A presentation about Hungary and the Hungarian school:
A presentation about Hungary from Wikipedia, the free encyclopedia
Hungary i/ˈhʌŋɡəri/ (Hungarian: Magyarország [ˈmɒɟɒrorsaːɡ] ( listen), formally, until 2012, the Republic of Hungary, Hungarian: Magyar Köztársaság) is a landlocked country in Central Europe. It is situated in the Carpathian Basin and is bordered by Slovakia to the north, Ukraine and Romania to the east, Serbia and Croatia to the south, Slovenia to the southwest and Austria to the west. The country’s capital and largest city is Budapest. Hungary is a member of the European Union, NATO, the OECD, the Visegrád Group, and the Schengen Area. The official language is Hungarian, which is the most widely spoken non-Indo-European language in Europe.

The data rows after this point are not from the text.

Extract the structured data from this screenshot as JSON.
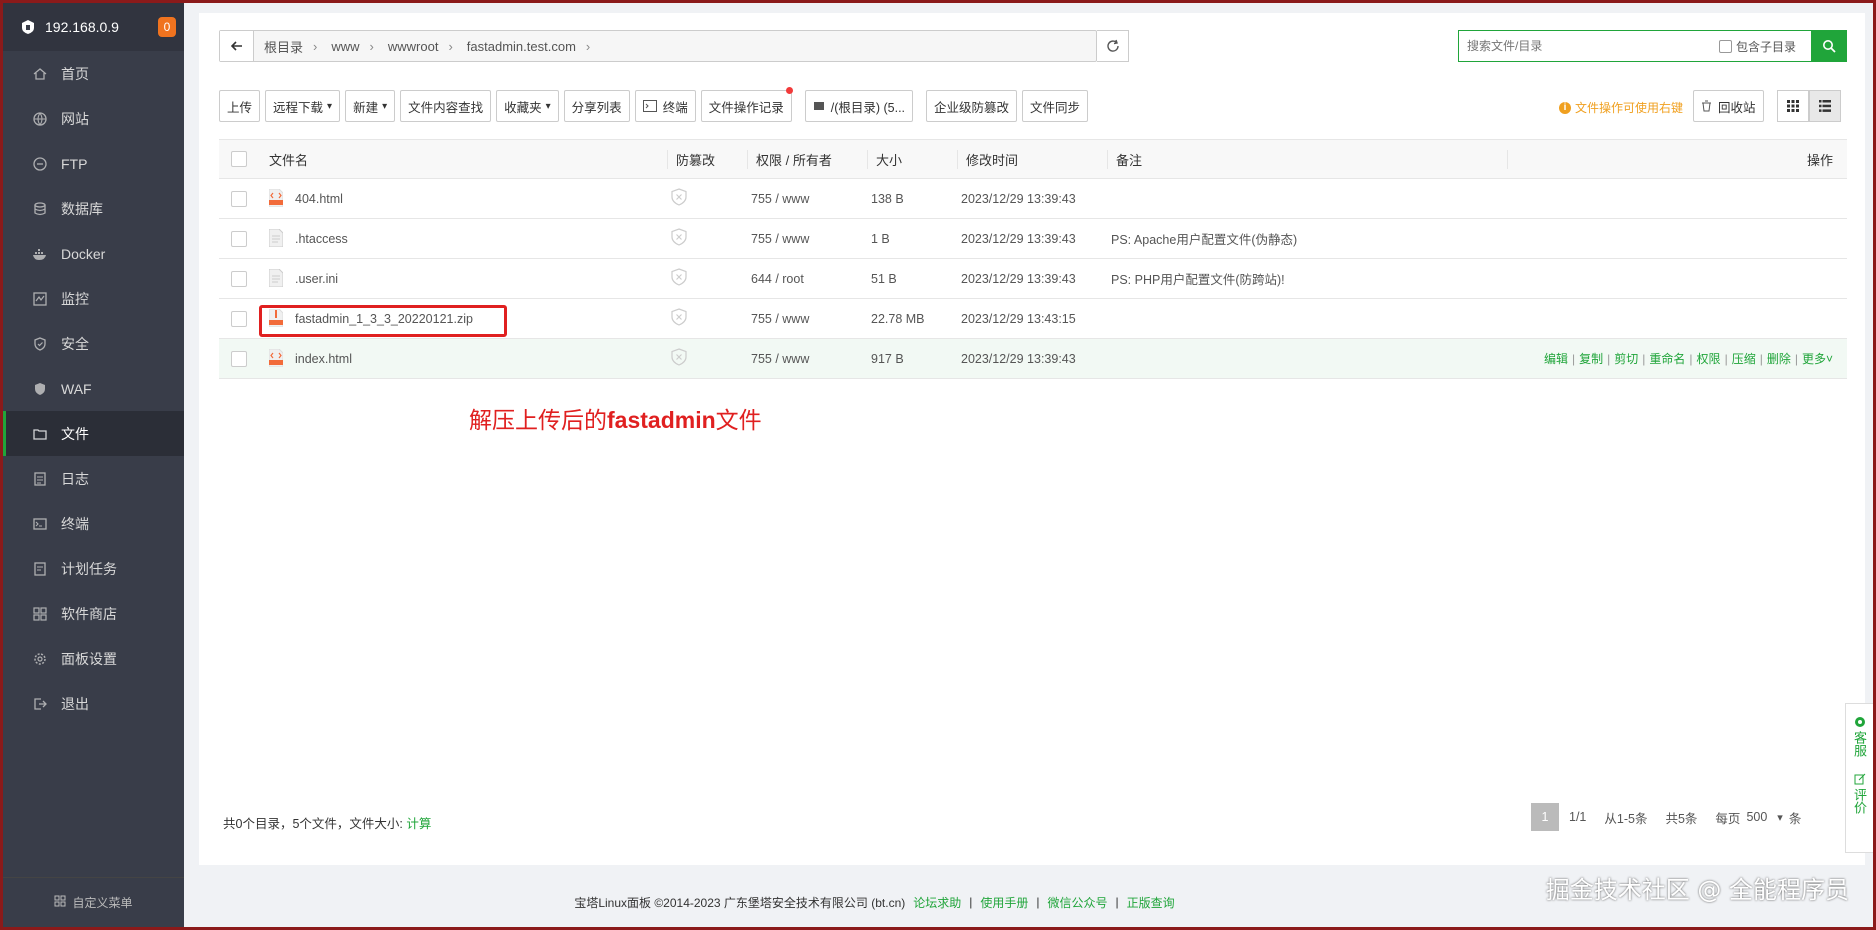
{
  "sidebar": {
    "ip": "192.168.0.9",
    "badge": "0",
    "items": [
      {
        "label": "首页",
        "icon": "home-icon"
      },
      {
        "label": "网站",
        "icon": "globe-icon"
      },
      {
        "label": "FTP",
        "icon": "ftp-icon"
      },
      {
        "label": "数据库",
        "icon": "database-icon"
      },
      {
        "label": "Docker",
        "icon": "docker-icon"
      },
      {
        "label": "监控",
        "icon": "monitor-icon"
      },
      {
        "label": "安全",
        "icon": "shield-icon"
      },
      {
        "label": "WAF",
        "icon": "waf-icon"
      },
      {
        "label": "文件",
        "icon": "folder-icon"
      },
      {
        "label": "日志",
        "icon": "log-icon"
      },
      {
        "label": "终端",
        "icon": "terminal-icon"
      },
      {
        "label": "计划任务",
        "icon": "clock-icon"
      },
      {
        "label": "软件商店",
        "icon": "apps-icon"
      },
      {
        "label": "面板设置",
        "icon": "gear-icon"
      },
      {
        "label": "退出",
        "icon": "logout-icon"
      }
    ],
    "active_index": 8,
    "footer_label": "自定义菜单"
  },
  "path": {
    "crumbs": [
      "根目录",
      "www",
      "wwwroot",
      "fastadmin.test.com"
    ]
  },
  "search": {
    "placeholder": "搜索文件/目录",
    "include_sub_label": "包含子目录"
  },
  "toolbar": {
    "upload": "上传",
    "remote_download": "远程下载",
    "new": "新建",
    "content_search": "文件内容查找",
    "favorites": "收藏夹",
    "share_list": "分享列表",
    "terminal": "终端",
    "op_log": "文件操作记录",
    "disk": "/(根目录) (5...",
    "tamper": "企业级防篡改",
    "sync": "文件同步",
    "tip": "文件操作可使用右键",
    "recycle": "回收站"
  },
  "table": {
    "headers": {
      "name": "文件名",
      "protect": "防篡改",
      "perm": "权限 / 所有者",
      "size": "大小",
      "mtime": "修改时间",
      "note": "备注",
      "ops": "操作"
    },
    "rows": [
      {
        "name": "404.html",
        "type": "html",
        "perm": "755 / www",
        "size": "138 B",
        "mtime": "2023/12/29 13:39:43",
        "note": ""
      },
      {
        "name": ".htaccess",
        "type": "text",
        "perm": "755 / www",
        "size": "1 B",
        "mtime": "2023/12/29 13:39:43",
        "note": "PS: Apache用户配置文件(伪静态)"
      },
      {
        "name": ".user.ini",
        "type": "text",
        "perm": "644 / root",
        "size": "51 B",
        "mtime": "2023/12/29 13:39:43",
        "note": "PS: PHP用户配置文件(防跨站)!"
      },
      {
        "name": "fastadmin_1_3_3_20220121.zip",
        "type": "zip",
        "perm": "755 / www",
        "size": "22.78 MB",
        "mtime": "2023/12/29 13:43:15",
        "note": ""
      },
      {
        "name": "index.html",
        "type": "html",
        "perm": "755 / www",
        "size": "917 B",
        "mtime": "2023/12/29 13:39:43",
        "note": ""
      }
    ],
    "row_ops": [
      "编辑",
      "复制",
      "剪切",
      "重命名",
      "权限",
      "压缩",
      "删除",
      "更多"
    ]
  },
  "annotation": {
    "prefix": "解压上传后的",
    "bold": "fastadmin",
    "suffix": "文件"
  },
  "summary": {
    "text": "共0个目录，5个文件，文件大小: ",
    "calc": "计算"
  },
  "pager": {
    "current": "1",
    "pages": "1/1",
    "range": "从1-5条",
    "total": "共5条",
    "per_page_label": "每页",
    "per_page": "500",
    "unit": "条"
  },
  "footer": {
    "copyright": "宝塔Linux面板 ©2014-2023 广东堡塔安全技术有限公司 (bt.cn)",
    "links": [
      "论坛求助",
      "使用手册",
      "微信公众号",
      "正版查询"
    ]
  },
  "watermark": "掘金技术社区 @ 全能程序员",
  "side_float": {
    "service": "客服",
    "rate": "评价"
  },
  "colors": {
    "brand_green": "#20a53a",
    "sidebar_bg": "#393d49",
    "annotation_red": "#e02020",
    "badge_orange": "#f0731f"
  }
}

Following centuries of successive habitation by Celts, Romans, Huns, Slavs, Gepids, and Avars, the foundation of Hungary was laid in the late 9th century by the Hungarian grand prince Árpád in the Honfoglalás (“homeland-conquest”). His great-grandson Stephen I ascended to the throne in 1000 CE, converting the country to a Christian kingdom. By the 12th century, Hungary became a middle power within the Western world. Following the Battle of Mohács in 1526 and about 150 years of partial Ottoman occupation (1541–1699), Hungary came under Habsburg rule, and later formed a significant part of the Austro–Hungarian Empire (1867–1918).

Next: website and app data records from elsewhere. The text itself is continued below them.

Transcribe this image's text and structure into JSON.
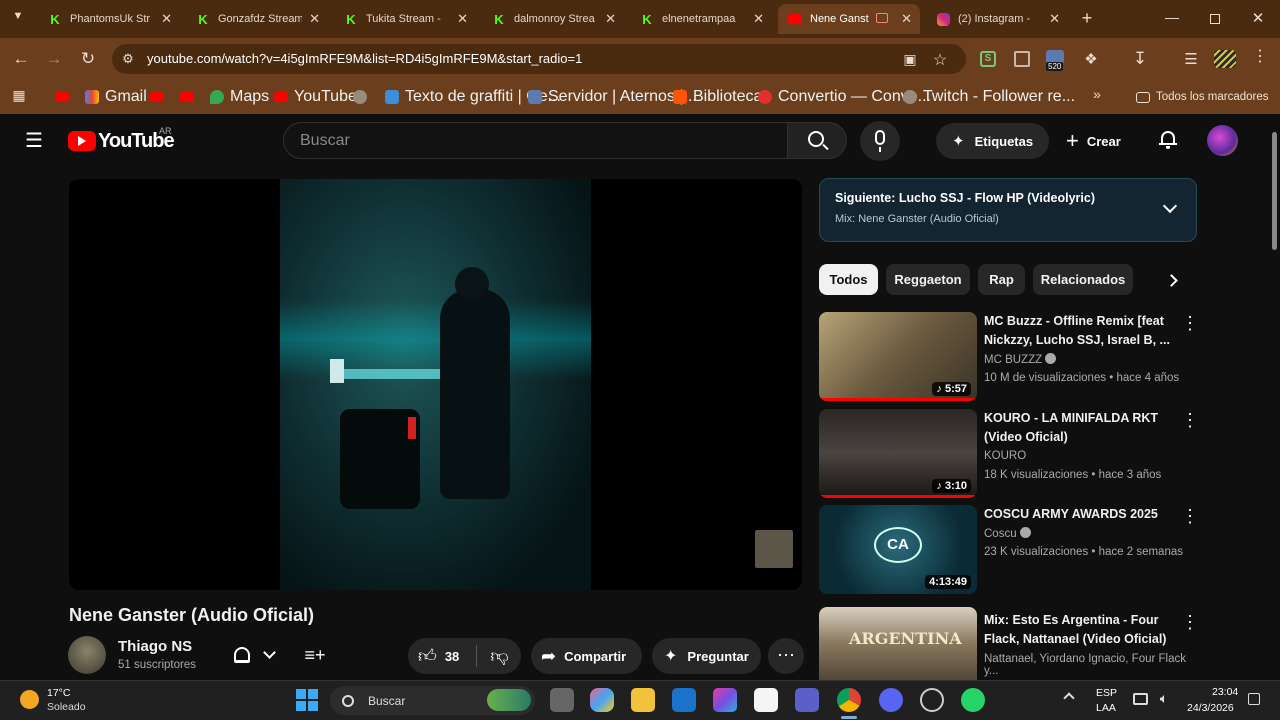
{
  "tabs": [
    {
      "title": "PhantomsUk Str",
      "icon": "kick-icon"
    },
    {
      "title": "Gonzafdz Stream",
      "icon": "kick-icon"
    },
    {
      "title": "Tukita Stream -",
      "icon": "kick-icon"
    },
    {
      "title": "dalmonroy Strea",
      "icon": "kick-icon"
    },
    {
      "title": "elnenetrampaa",
      "icon": "kick-icon"
    },
    {
      "title": "Nene Ganst",
      "icon": "youtube-icon"
    },
    {
      "title": "(2) Instagram -",
      "icon": "instagram-icon"
    }
  ],
  "address_bar": {
    "url": "youtube.com/watch?v=4i5gImRFE9M&list=RD4i5gImRFE9M&start_radio=1"
  },
  "extension_badge": "520",
  "bookmarks": [
    {
      "label": ""
    },
    {
      "label": "Gmail"
    },
    {
      "label": ""
    },
    {
      "label": ""
    },
    {
      "label": "Maps"
    },
    {
      "label": "YouTube"
    },
    {
      "label": ""
    },
    {
      "label": "Texto de graffiti | Ge..."
    },
    {
      "label": "Servidor | Aternos |..."
    },
    {
      "label": "Biblioteca"
    },
    {
      "label": "Convertio — Conve..."
    },
    {
      "label": "Twitch - Follower re..."
    }
  ],
  "bookmarks_all": "Todos los marcadores",
  "youtube": {
    "logo_text": "YouTube",
    "country": "AR",
    "search_placeholder": "Buscar",
    "tags_button": "Etiquetas",
    "create_button": "Crear"
  },
  "video": {
    "title": "Nene Ganster (Audio Oficial)",
    "channel": "Thiago NS",
    "subscribers": "51 suscriptores",
    "likes": "38",
    "share": "Compartir",
    "ask": "Preguntar"
  },
  "playlist": {
    "next": "Siguiente: Lucho SSJ - Flow HP (Videolyric)",
    "mix": "Mix: Nene Ganster (Audio Oficial)"
  },
  "chips": [
    "Todos",
    "Reggaeton",
    "Rap",
    "Relacionados"
  ],
  "recommendations": [
    {
      "title": "MC Buzzz - Offline Remix [feat Nickzzy, Lucho SSJ, Israel B, ...",
      "channel": "MC BUZZZ",
      "meta": "10 M de visualizaciones • hace 4 años",
      "duration": "5:57",
      "verified": true,
      "color": "#8a7a55"
    },
    {
      "title": "KOURO - LA MINIFALDA RKT (Video Oficial)",
      "channel": "KOURO",
      "meta": "18 K visualizaciones • hace 3 años",
      "duration": "3:10",
      "verified": false,
      "color": "#3a3330"
    },
    {
      "title": "COSCU ARMY AWARDS 2025",
      "channel": "Coscu",
      "meta": "23 K visualizaciones • hace 2 semanas",
      "duration": "4:13:49",
      "verified": true,
      "color": "#0c2f3a"
    },
    {
      "title": "Mix: Esto Es Argentina - Four Flack, Nattanael (Video Oficial)",
      "channel": "Nattanael, Yiordano Ignacio, Four Flack y...",
      "meta": "",
      "duration": "",
      "verified": false,
      "color": "#5a4a38"
    }
  ],
  "taskbar": {
    "weather_temp": "17°C",
    "weather_desc": "Soleado",
    "search": "Buscar",
    "lang1": "ESP",
    "lang2": "LAA",
    "time": "23:04",
    "date": "24/3/2026"
  },
  "colors": {
    "browser": "#6b3f1d",
    "tabstrip": "#4a2b10",
    "youtube_red": "#ff0000",
    "background": "#0f0f0f"
  }
}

Hungary’s current borders were first established by the Treaty of Trianon (1920) after World War I, when the country lost 71% of its territory, 58% of its population, and 32% of ethnic Hungarians. Following the interwar period, Hungary joined the Axis Powers in World War II, suffering significant damage and casualties. Hungary came under the influence of the Soviet Union, which contributed to the establishment of a four-decade long communist dictatorship (1947–1989). The country gained widespread international attention regarding the Revolution of 1956 and the seminal opening of its previously-restricted border with Austria in 1989, which accelerated the collapse of the Eastern Bloc.

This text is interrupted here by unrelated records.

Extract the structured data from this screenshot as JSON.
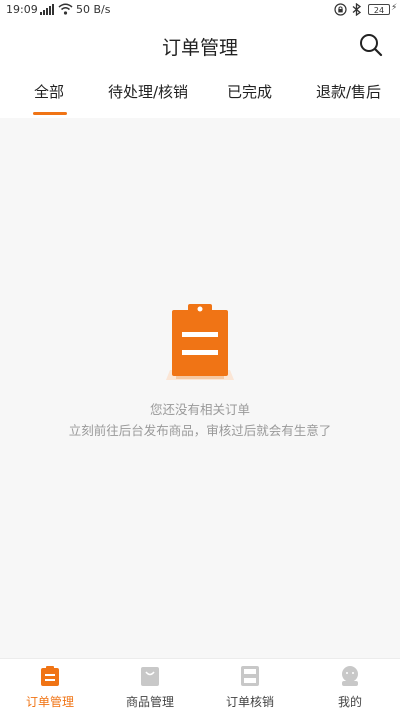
{
  "status_bar": {
    "time": "19:09",
    "net_speed": "50 B/s",
    "battery": "24"
  },
  "header": {
    "title": "订单管理"
  },
  "tabs": [
    {
      "label": "全部",
      "active": true
    },
    {
      "label": "待处理/核销",
      "active": false
    },
    {
      "label": "已完成",
      "active": false
    },
    {
      "label": "退款/售后",
      "active": false
    }
  ],
  "empty_state": {
    "line1": "您还没有相关订单",
    "line2": "立刻前往后台发布商品，审核过后就会有生意了"
  },
  "bottom_nav": [
    {
      "label": "订单管理",
      "icon": "clipboard-icon",
      "active": true
    },
    {
      "label": "商品管理",
      "icon": "bag-icon",
      "active": false
    },
    {
      "label": "订单核销",
      "icon": "scan-icon",
      "active": false
    },
    {
      "label": "我的",
      "icon": "user-icon",
      "active": false
    }
  ],
  "colors": {
    "accent": "#f07415",
    "inactive_icon": "#c8c8c8"
  }
}
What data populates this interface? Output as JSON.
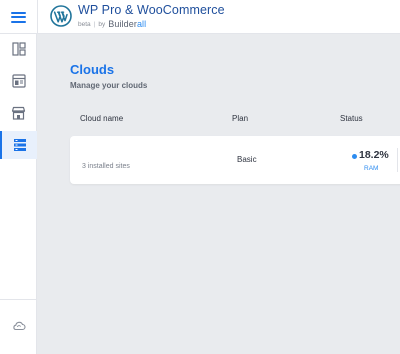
{
  "header": {
    "title": "WP Pro & WooCommerce",
    "beta": "beta",
    "by": "by",
    "brand_main": "Builder",
    "brand_accent": "all"
  },
  "sidebar": {
    "items": [
      {
        "icon": "layout-icon",
        "active": false
      },
      {
        "icon": "browser-window-icon",
        "active": false
      },
      {
        "icon": "store-icon",
        "active": false
      },
      {
        "icon": "server-stack-icon",
        "active": true
      }
    ],
    "bottom_icon": "cloud-sync-icon"
  },
  "page": {
    "title": "Clouds",
    "subtitle": "Manage your clouds"
  },
  "table": {
    "headers": {
      "cloud_name": "Cloud name",
      "plan": "Plan",
      "status": "Status"
    },
    "rows": [
      {
        "installed": "3 installed sites",
        "plan": "Basic",
        "status_value": "18.2%",
        "status_label": "RAM"
      }
    ]
  },
  "colors": {
    "accent": "#1a73e8",
    "status_dot": "#2d8cf0",
    "background": "#e9ebee"
  }
}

On 23 October 1989, Hungary again became a democratic parliamentary republic, and is today an upper-middle income country with a very high Human Development Index. Hungary is a popular tourist destination attracting 10.675 million tourists a year (2013). It is home to the largest thermal water cave system and the second largest thermal lake in the world (Lake Hévíz), the largest lake in Central Europe (Lake Balaton), and the largest natural grasslands in Europe (the Hortobágy National Park).